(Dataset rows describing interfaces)
◆ ◆ ◆ ◆
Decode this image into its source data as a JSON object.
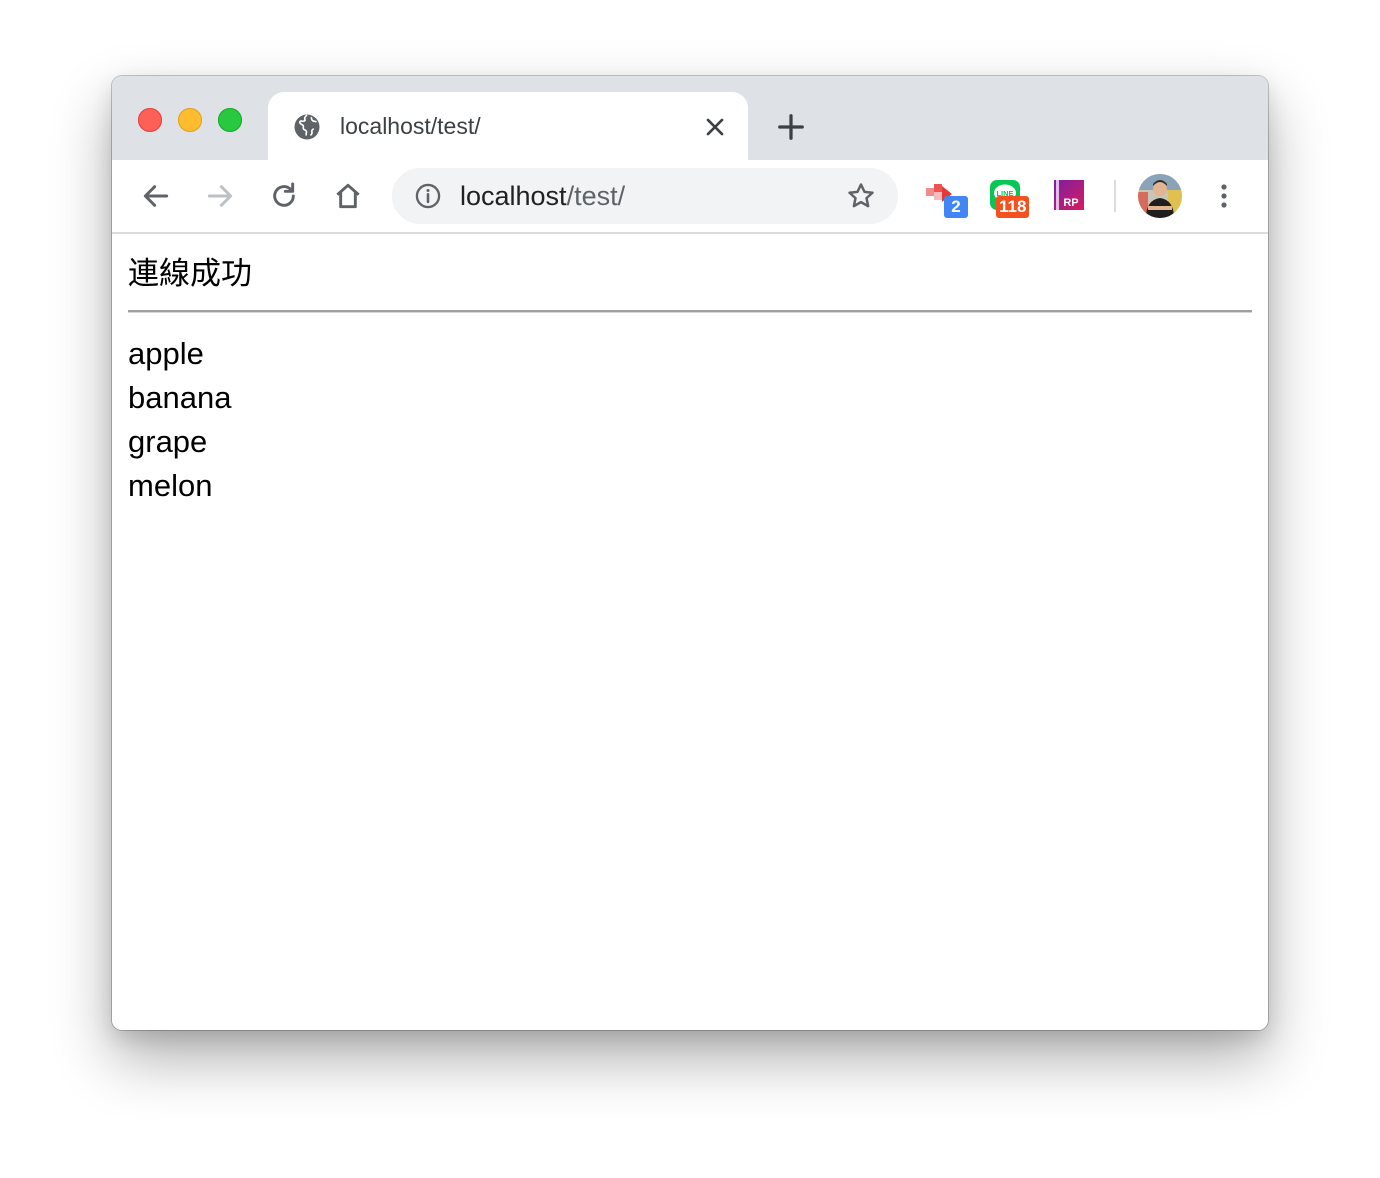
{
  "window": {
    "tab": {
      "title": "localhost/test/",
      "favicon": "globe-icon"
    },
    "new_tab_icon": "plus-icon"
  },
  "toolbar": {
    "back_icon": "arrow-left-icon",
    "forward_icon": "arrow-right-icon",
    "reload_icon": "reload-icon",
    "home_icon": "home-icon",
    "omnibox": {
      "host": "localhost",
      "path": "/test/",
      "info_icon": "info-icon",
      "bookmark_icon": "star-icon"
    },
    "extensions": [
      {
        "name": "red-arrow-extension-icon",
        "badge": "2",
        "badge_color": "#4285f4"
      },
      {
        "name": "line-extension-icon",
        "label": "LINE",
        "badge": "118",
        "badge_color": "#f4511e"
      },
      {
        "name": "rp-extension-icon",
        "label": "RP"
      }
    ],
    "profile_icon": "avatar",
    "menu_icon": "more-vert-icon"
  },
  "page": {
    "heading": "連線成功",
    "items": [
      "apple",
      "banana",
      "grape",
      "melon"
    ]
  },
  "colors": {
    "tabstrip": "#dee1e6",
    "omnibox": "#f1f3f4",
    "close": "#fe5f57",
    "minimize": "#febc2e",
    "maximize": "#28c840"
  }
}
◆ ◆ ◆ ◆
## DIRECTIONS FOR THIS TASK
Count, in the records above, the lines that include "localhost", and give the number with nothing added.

## THE ANSWER
2